WORK REQUIRED:
An exact copy of the listing is what is needed; please output it in full.

PROVIDED ENTRIES:
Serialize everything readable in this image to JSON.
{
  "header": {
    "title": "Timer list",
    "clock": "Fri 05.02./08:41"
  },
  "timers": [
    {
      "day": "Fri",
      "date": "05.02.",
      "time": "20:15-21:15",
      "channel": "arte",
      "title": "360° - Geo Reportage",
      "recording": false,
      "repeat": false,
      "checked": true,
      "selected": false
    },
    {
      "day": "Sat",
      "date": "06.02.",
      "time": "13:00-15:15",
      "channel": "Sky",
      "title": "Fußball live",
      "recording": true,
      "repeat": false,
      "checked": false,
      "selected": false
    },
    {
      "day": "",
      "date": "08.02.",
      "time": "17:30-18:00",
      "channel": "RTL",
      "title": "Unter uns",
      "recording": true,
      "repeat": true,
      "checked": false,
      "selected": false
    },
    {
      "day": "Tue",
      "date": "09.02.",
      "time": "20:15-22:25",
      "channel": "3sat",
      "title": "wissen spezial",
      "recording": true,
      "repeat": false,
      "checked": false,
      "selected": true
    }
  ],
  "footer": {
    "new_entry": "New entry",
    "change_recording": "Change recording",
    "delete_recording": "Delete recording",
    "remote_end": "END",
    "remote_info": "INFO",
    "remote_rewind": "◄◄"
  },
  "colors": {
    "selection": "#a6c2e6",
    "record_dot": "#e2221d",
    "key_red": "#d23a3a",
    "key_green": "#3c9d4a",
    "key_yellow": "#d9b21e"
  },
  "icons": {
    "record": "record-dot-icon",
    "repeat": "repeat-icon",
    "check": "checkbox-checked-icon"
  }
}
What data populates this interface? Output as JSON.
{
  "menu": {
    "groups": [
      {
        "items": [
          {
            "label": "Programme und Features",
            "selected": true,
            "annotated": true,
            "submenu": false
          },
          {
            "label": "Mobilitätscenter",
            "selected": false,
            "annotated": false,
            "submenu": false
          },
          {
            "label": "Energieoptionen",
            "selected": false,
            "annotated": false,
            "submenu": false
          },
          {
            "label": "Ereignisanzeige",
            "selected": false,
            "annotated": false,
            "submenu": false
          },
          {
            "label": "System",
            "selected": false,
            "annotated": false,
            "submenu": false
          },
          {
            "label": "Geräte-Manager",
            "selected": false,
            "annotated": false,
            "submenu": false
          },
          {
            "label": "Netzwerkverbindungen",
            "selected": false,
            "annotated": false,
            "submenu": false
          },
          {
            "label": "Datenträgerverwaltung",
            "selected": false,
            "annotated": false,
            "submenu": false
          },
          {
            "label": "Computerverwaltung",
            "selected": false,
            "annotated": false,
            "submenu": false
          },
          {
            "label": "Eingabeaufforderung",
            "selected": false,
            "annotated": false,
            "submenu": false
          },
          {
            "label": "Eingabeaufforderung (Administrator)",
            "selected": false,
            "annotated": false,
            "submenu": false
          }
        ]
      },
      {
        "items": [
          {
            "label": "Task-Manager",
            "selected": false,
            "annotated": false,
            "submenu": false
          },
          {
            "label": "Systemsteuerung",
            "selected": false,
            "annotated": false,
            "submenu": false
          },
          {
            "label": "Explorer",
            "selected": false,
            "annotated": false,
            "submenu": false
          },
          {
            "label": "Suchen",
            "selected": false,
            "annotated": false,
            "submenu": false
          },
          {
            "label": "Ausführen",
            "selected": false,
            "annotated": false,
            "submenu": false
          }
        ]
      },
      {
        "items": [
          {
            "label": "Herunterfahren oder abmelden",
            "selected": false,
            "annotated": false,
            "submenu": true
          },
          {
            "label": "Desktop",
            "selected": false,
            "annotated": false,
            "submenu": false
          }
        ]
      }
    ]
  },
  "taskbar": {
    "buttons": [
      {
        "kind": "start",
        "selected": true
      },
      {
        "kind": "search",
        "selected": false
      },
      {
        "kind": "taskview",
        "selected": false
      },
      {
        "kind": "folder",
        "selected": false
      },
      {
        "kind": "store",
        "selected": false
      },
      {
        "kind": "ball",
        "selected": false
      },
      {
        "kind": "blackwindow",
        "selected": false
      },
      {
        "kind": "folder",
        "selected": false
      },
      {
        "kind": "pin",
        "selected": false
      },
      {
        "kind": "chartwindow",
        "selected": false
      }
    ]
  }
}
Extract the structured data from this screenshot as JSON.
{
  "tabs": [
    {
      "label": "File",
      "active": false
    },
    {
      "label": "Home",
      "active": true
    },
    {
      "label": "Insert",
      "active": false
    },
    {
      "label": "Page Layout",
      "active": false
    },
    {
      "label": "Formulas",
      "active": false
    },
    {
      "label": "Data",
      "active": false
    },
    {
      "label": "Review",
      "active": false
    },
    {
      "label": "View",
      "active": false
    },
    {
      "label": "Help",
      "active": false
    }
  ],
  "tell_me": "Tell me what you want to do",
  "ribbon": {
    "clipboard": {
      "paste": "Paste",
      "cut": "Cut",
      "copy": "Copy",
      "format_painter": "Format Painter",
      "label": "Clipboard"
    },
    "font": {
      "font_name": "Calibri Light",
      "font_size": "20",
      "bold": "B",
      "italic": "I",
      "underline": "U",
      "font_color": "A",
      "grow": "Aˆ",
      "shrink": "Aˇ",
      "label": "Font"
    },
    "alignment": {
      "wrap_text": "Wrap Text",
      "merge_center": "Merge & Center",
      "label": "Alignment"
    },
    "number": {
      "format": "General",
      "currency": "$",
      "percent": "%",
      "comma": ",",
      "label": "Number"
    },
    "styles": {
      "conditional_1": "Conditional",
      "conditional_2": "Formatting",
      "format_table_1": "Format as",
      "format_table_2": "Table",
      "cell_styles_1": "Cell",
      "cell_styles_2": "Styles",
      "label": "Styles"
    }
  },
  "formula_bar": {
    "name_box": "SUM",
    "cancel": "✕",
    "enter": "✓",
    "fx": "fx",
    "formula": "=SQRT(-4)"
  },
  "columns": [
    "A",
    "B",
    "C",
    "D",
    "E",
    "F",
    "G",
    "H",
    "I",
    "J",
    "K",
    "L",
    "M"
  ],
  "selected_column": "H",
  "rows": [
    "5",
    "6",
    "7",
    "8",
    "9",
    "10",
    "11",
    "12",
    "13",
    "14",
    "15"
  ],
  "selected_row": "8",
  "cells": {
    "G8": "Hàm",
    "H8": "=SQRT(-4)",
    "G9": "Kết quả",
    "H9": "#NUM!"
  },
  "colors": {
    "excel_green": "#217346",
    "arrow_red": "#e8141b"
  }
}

ANSWER:
Serialize everything readable in this image to JSON.
{
  "header": {
    "title": "Timer list",
    "clock": "Fri 05.02./08:41"
  },
  "timers": [
    {
      "day": "Fri",
      "date": "05.02.",
      "time": "20:15-21:15",
      "channel": "arte",
      "title": "360° - Geo Reportage",
      "recording": false,
      "repeat": false,
      "checked": true,
      "selected": false
    },
    {
      "day": "Sat",
      "date": "06.02.",
      "time": "13:00-15:15",
      "channel": "Sky",
      "title": "Fußball live",
      "recording": true,
      "repeat": false,
      "checked": false,
      "selected": false
    },
    {
      "day": "",
      "date": "08.02.",
      "time": "17:30-18:00",
      "channel": "RTL",
      "title": "Unter uns",
      "recording": true,
      "repeat": true,
      "checked": false,
      "selected": false
    },
    {
      "day": "Tue",
      "date": "09.02.",
      "time": "20:15-22:25",
      "channel": "3sat",
      "title": "wissen spezial",
      "recording": true,
      "repeat": false,
      "checked": false,
      "selected": true
    }
  ],
  "footer": {
    "new_entry": "New entry",
    "change_recording": "Change recording",
    "delete_recording": "Delete recording",
    "remote_end": "END",
    "remote_info": "INFO",
    "remote_rewind": "◄◄"
  },
  "colors": {
    "selection": "#a6c2e6",
    "record_dot": "#e2221d",
    "key_red": "#d23a3a",
    "key_green": "#3c9d4a",
    "key_yellow": "#d9b21e"
  },
  "icons": {
    "record": "record-dot-icon",
    "repeat": "repeat-icon",
    "check": "checkbox-checked-icon"
  }
}
What data populates this interface? Output as JSON.
{
  "menu": {
    "groups": [
      {
        "items": [
          {
            "label": "Programme und Features",
            "selected": true,
            "annotated": true,
            "submenu": false
          },
          {
            "label": "Mobilitätscenter",
            "selected": false,
            "annotated": false,
            "submenu": false
          },
          {
            "label": "Energieoptionen",
            "selected": false,
            "annotated": false,
            "submenu": false
          },
          {
            "label": "Ereignisanzeige",
            "selected": false,
            "annotated": false,
            "submenu": false
          },
          {
            "label": "System",
            "selected": false,
            "annotated": false,
            "submenu": false
          },
          {
            "label": "Geräte-Manager",
            "selected": false,
            "annotated": false,
            "submenu": false
          },
          {
            "label": "Netzwerkverbindungen",
            "selected": false,
            "annotated": false,
            "submenu": false
          },
          {
            "label": "Datenträgerverwaltung",
            "selected": false,
            "annotated": false,
            "submenu": false
          },
          {
            "label": "Computerverwaltung",
            "selected": false,
            "annotated": false,
            "submenu": false
          },
          {
            "label": "Eingabeaufforderung",
            "selected": false,
            "annotated": false,
            "submenu": false
          },
          {
            "label": "Eingabeaufforderung (Administrator)",
            "selected": false,
            "annotated": false,
            "submenu": false
          }
        ]
      },
      {
        "items": [
          {
            "label": "Task-Manager",
            "selected": false,
            "annotated": false,
            "submenu": false
          },
          {
            "label": "Systemsteuerung",
            "selected": false,
            "annotated": false,
            "submenu": false
          },
          {
            "label": "Explorer",
            "selected": false,
            "annotated": false,
            "submenu": false
          },
          {
            "label": "Suchen",
            "selected": false,
            "annotated": false,
            "submenu": false
          },
          {
            "label": "Ausführen",
            "selected": false,
            "annotated": false,
            "submenu": false
          }
        ]
      },
      {
        "items": [
          {
            "label": "Herunterfahren oder abmelden",
            "selected": false,
            "annotated": false,
            "submenu": true
          },
          {
            "label": "Desktop",
            "selected": false,
            "annotated": false,
            "submenu": false
          }
        ]
      }
    ]
  },
  "taskbar": {
    "buttons": [
      {
        "kind": "start",
        "selected": true
      },
      {
        "kind": "search",
        "selected": false
      },
      {
        "kind": "taskview",
        "selected": false
      },
      {
        "kind": "folder",
        "selected": false
      },
      {
        "kind": "store",
        "selected": false
      },
      {
        "kind": "ball",
        "selected": false
      },
      {
        "kind": "blackwindow",
        "selected": false
      },
      {
        "kind": "folder",
        "selected": false
      },
      {
        "kind": "pin",
        "selected": false
      },
      {
        "kind": "chartwindow",
        "selected": false
      }
    ]
  }
}
Extract the structured data from this screenshot as JSON.
{
  "tabs": [
    {
      "label": "File",
      "active": false
    },
    {
      "label": "Home",
      "active": true
    },
    {
      "label": "Insert",
      "active": false
    },
    {
      "label": "Page Layout",
      "active": false
    },
    {
      "label": "Formulas",
      "active": false
    },
    {
      "label": "Data",
      "active": false
    },
    {
      "label": "Review",
      "active": false
    },
    {
      "label": "View",
      "active": false
    },
    {
      "label": "Help",
      "active": false
    }
  ],
  "tell_me": "Tell me what you want to do",
  "ribbon": {
    "clipboard": {
      "paste": "Paste",
      "cut": "Cut",
      "copy": "Copy",
      "format_painter": "Format Painter",
      "label": "Clipboard"
    },
    "font": {
      "font_name": "Calibri Light",
      "font_size": "20",
      "bold": "B",
      "italic": "I",
      "underline": "U",
      "font_color": "A",
      "grow": "Aˆ",
      "shrink": "Aˇ",
      "label": "Font"
    },
    "alignment": {
      "wrap_text": "Wrap Text",
      "merge_center": "Merge & Center",
      "label": "Alignment"
    },
    "number": {
      "format": "General",
      "currency": "$",
      "percent": "%",
      "comma": ",",
      "label": "Number"
    },
    "styles": {
      "conditional_1": "Conditional",
      "conditional_2": "Formatting",
      "format_table_1": "Format as",
      "format_table_2": "Table",
      "cell_styles_1": "Cell",
      "cell_styles_2": "Styles",
      "label": "Styles"
    }
  },
  "formula_bar": {
    "name_box": "SUM",
    "cancel": "✕",
    "enter": "✓",
    "fx": "fx",
    "formula": "=SQRT(-4)"
  },
  "columns": [
    "A",
    "B",
    "C",
    "D",
    "E",
    "F",
    "G",
    "H",
    "I",
    "J",
    "K",
    "L",
    "M"
  ],
  "selected_column": "H",
  "rows": [
    "5",
    "6",
    "7",
    "8",
    "9",
    "10",
    "11",
    "12",
    "13",
    "14",
    "15"
  ],
  "selected_row": "8",
  "cells": {
    "G8": "Hàm",
    "H8": "=SQRT(-4)",
    "G9": "Kết quả",
    "H9": "#NUM!"
  },
  "colors": {
    "excel_green": "#217346",
    "arrow_red": "#e8141b"
  }
}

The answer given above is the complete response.